Press reports touting the fall of Baghdad and the toppling of the regime of Saddam Hussein has unleashed a torrent of “We were right”s from those who supported the war option from the outset. Although they wouldn’t necessarily put it so crudely, they are in effect suggesting that the end has justified the means. But are we at the end?
Those who argued the cause of a peaceful resolution to the issues recognise that the supremacy of force is perpetuated. The violent regime of Saddam Hussein was overcome with a greater violence. The West has merely shown it can play the same game, only with bigger toys. The opportunity to mark out an alternative future – albeit a far more difficult road to walk – was passed up. The pattern for violence as the means for resolving disputes remains unquestioned.
It is into this context that the Easter events strike an unfamiliar chord with us. In a world which sees military might as the pathway to peace, Jesus chose to lay down his arms and his rights to achieve peace. In a world which values respectability, Jesus mixed with those society marginalised. In a world where people argue over religious points, Jesus chose to remain silent before his accusers.

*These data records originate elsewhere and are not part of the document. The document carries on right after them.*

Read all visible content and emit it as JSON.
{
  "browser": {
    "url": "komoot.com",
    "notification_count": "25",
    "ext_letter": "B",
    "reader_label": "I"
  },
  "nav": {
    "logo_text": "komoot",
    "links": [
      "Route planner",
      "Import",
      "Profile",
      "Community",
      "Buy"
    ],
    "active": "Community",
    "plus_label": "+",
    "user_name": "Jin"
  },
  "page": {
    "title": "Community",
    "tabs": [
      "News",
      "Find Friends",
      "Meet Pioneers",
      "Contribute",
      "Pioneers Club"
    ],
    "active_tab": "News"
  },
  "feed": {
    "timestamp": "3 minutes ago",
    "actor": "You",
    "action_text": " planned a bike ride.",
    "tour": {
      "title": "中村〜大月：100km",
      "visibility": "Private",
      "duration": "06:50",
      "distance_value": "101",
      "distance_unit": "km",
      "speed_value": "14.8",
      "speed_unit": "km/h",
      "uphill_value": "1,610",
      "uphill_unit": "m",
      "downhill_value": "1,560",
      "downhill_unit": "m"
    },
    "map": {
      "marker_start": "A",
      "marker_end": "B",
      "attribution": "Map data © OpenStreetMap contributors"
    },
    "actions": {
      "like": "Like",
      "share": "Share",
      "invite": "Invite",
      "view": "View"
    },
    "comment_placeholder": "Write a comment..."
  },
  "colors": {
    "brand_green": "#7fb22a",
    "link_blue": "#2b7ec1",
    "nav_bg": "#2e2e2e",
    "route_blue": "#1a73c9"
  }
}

In the final analysis, the Easter events demonstrate that, in God’s economy, violent means are not the end. Though subjecting Jesus to the most brutal form of punishment ever devised, and ultimately killing him, God did not allow that action to stand as the final judgment. In the resurrection of Jesus, God established a new order, based on a life-giving power. The power of resurrection.
The cause of peace has taken a brutal blow by the events in Iraq over recent weeks. The declaration of ultimate victory in Iraq, and the beginning of reconstruction will not mark the end for those who have championed peace over recent weeks. Peace is based on justice and equality, two attributes which have been sadly lacking in the approach and outcome of the Coalition of the Willing. We must continue to work for peace – in peaceful ways - for all peoples in the world: for those subjected to economic violence, as well as military violence. It is the essence of the gospel.
April 6, 2003